CCC: What was it like for you in 1995, as an African American man writing realistic stories about African American families in the very white realm of children’s book publishing? How has (or hasn’t) the industry changed over the course of your career? In 2000 you were the first African American man to win the Newbery Medal (first awarded in 1922). How did that change your life?
Christopher Paul Curtis: It never occurred to me in 1995 that I was “writing realistic stories about African American families in the very white realm of children’s book publishing.” But that’s a pretty apt description of what I was doing. It’s good that I wasn’t thinking in those terms because I might have realized what a daunting task that would be and I might have waved the white flag. Unfortunately, twenty years later, it’s still a daunting task. Despite sincere efforts on many fronts to make the publishing world more inclusive and a better reflection of our world, there is a dearth of novels for, by, or about anyone other than the white mainstream. But that’s not something that is exclusive to publishing; it’s the great Gordian knot of American history. My effort, and the efforts of many other writers of fiction for young people, is, to paraphrase Jacqueline Woodson and Rudine Sims Bishop, to simply hold a mirror so that I can reflect the readers’ faces back onto them and point out a window so the “others” can look through and see we’re not so frightening after all.
CCC: What do you hope your readers will know or feel when they finish one of your books?

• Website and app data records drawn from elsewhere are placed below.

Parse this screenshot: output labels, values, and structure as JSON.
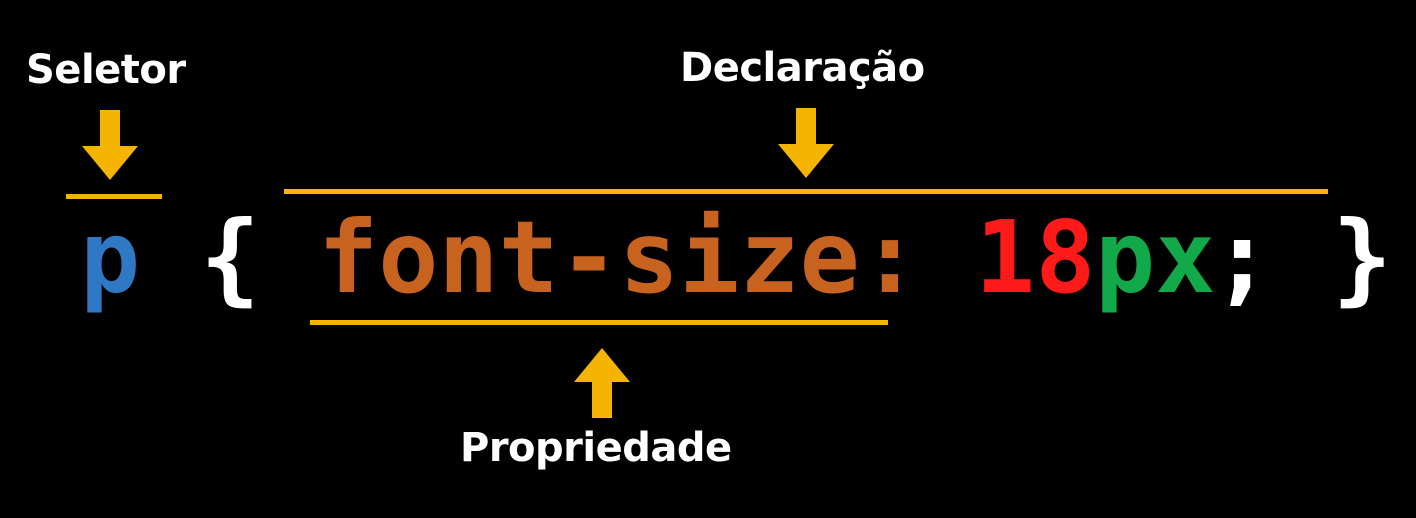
{
  "labels": {
    "selector": "Seletor",
    "declaration": "Declaração",
    "property": "Propriedade"
  },
  "code": {
    "selector": "p",
    "open_brace": "{",
    "property": "font-size:",
    "value_number": "18",
    "value_unit": "px",
    "semicolon": ";",
    "close_brace": "}"
  },
  "colors": {
    "background": "#000000",
    "label_text": "#ffffff",
    "accent_arrow_line": "#f5b400",
    "selector": "#2f78c4",
    "braces": "#ffffff",
    "property": "#c8621f",
    "value_number": "#ff1a1a",
    "value_unit": "#12a94a",
    "semicolon": "#ffffff"
  },
  "icons": {
    "selector_arrow": "arrow-down-icon",
    "declaration_arrow": "arrow-down-icon",
    "property_arrow": "arrow-up-icon"
  }
}
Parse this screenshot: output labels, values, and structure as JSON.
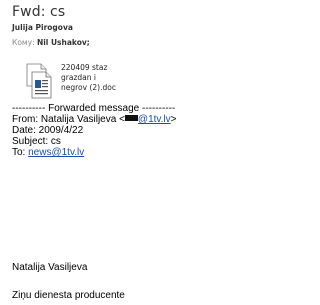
{
  "message": {
    "subject": "Fwd: cs",
    "sender": "Julija Pirogova",
    "to_label": "Кому:",
    "to_name": "Nil Ushakov;"
  },
  "attachment": {
    "icon": "document-icon",
    "name_line1": "220409 staz",
    "name_line2": "grazdan i",
    "name_line3": "negrov (2).doc"
  },
  "forwarded": {
    "separator": "---------- Forwarded message ----------",
    "from_label": "From: Natalija Vasiljeva <",
    "from_email_visible": "@1tv.lv",
    "from_close": ">",
    "date": "Date: 2009/4/22",
    "subject": "Subject: cs",
    "to_label": "To: ",
    "to_email": "news@1tv.lv"
  },
  "signature": {
    "name": "Natalija Vasiljeva",
    "role": "Ziņu dienesta producente"
  }
}
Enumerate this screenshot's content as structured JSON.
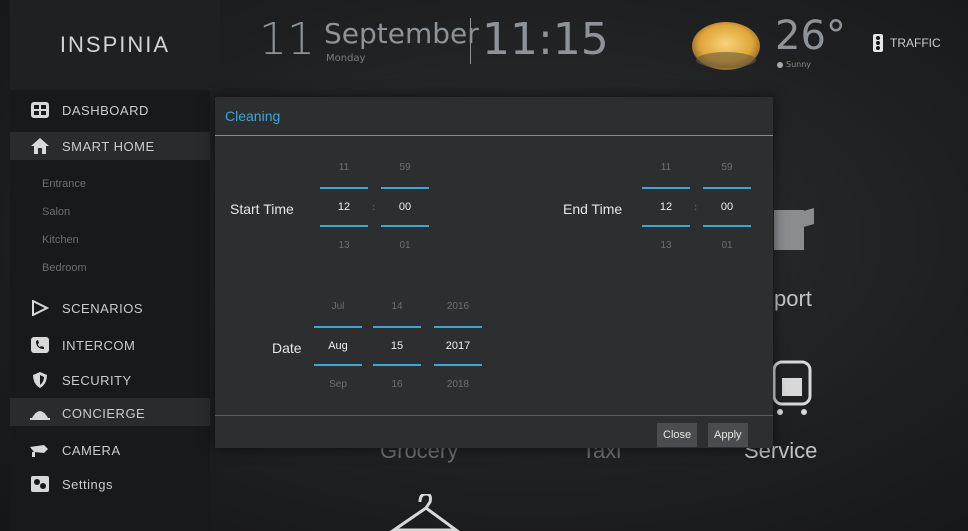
{
  "brand": {
    "name": "INSPINIA"
  },
  "header": {
    "day": "11",
    "month": "September",
    "weekday": "Monday",
    "time": "11:15",
    "temperature": "26°",
    "condition": "Sunny",
    "traffic": "TRAFFIC"
  },
  "sidebar": {
    "items": [
      {
        "label": "DASHBOARD",
        "icon": "dashboard-icon"
      },
      {
        "label": "SMART HOME",
        "icon": "home-icon"
      },
      {
        "label": "SCENARIOS",
        "icon": "play-icon"
      },
      {
        "label": "INTERCOM",
        "icon": "phone-icon"
      },
      {
        "label": "SECURITY",
        "icon": "shield-icon"
      },
      {
        "label": "CONCIERGE",
        "icon": "concierge-icon"
      },
      {
        "label": "CAMERA",
        "icon": "camera-icon"
      },
      {
        "label": "Settings",
        "icon": "settings-icon"
      }
    ],
    "rooms": [
      "Entrance",
      "Salon",
      "Kitchen",
      "Bedroom"
    ]
  },
  "background": {
    "tile_labels": [
      "port",
      "Grocery",
      "Taxi",
      "Service"
    ]
  },
  "modal": {
    "title": "Cleaning",
    "start_label": "Start Time",
    "end_label": "End Time",
    "date_label": "Date",
    "start": {
      "hour": {
        "prev": "11",
        "cur": "12",
        "next": "13"
      },
      "minute": {
        "prev": "59",
        "cur": "00",
        "next": "01"
      }
    },
    "end": {
      "hour": {
        "prev": "11",
        "cur": "12",
        "next": "13"
      },
      "minute": {
        "prev": "59",
        "cur": "00",
        "next": "01"
      }
    },
    "date": {
      "month": {
        "prev": "Jul",
        "cur": "Aug",
        "next": "Sep"
      },
      "day": {
        "prev": "14",
        "cur": "15",
        "next": "16"
      },
      "year": {
        "prev": "2016",
        "cur": "2017",
        "next": "2018"
      }
    },
    "separator": ":",
    "close_label": "Close",
    "apply_label": "Apply"
  },
  "colors": {
    "accent": "#3aa7d6",
    "panel": "#2d2e30"
  }
}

Christopher Paul Curtis: My biggest hope is that my younger readers will feel a sense of curiosity when they finish one of my books. I hope I’ve piqued their interest in whatever I’m writing about and that will lead them to further investigation of the subject. Ideally, they’ll seek out a nonfiction book and see where my story sits historically. With readers of all ages, I think it’s crucial that they be entertained and feel empathy with my characters. Writing is a grand act of manipulation, and writers have so many tools at our disposal to influence readers. We have time. We can go over something again and again until we get it as close to right as we can tolerate. We have access to great books that have come before, which are storehouses of knowledge of craft. We have access to older, wiser human beings who are a treasure of minute historical details. There is a saying that with the death of every senior the world loses another library. If we act quickly enough, writers have access to those libraries. We have access to our own experiences and we have the fact that these experiences are filtered through the prisms of our lives, which make the story our own. With all of that working for me as a writer, with all of those tools on my side, I hope most of all that my readers enjoy the stories and learn something to boot. I believe when a reader picks up a book, he or she is entering into a contract with a writer, one in which they agree to suspend disbelief long enough and just enough that they can be moved by the artificial construct that is a novel. I hope my readers have faith enough in me to feel I’ve fulfilled my end of the contract with them.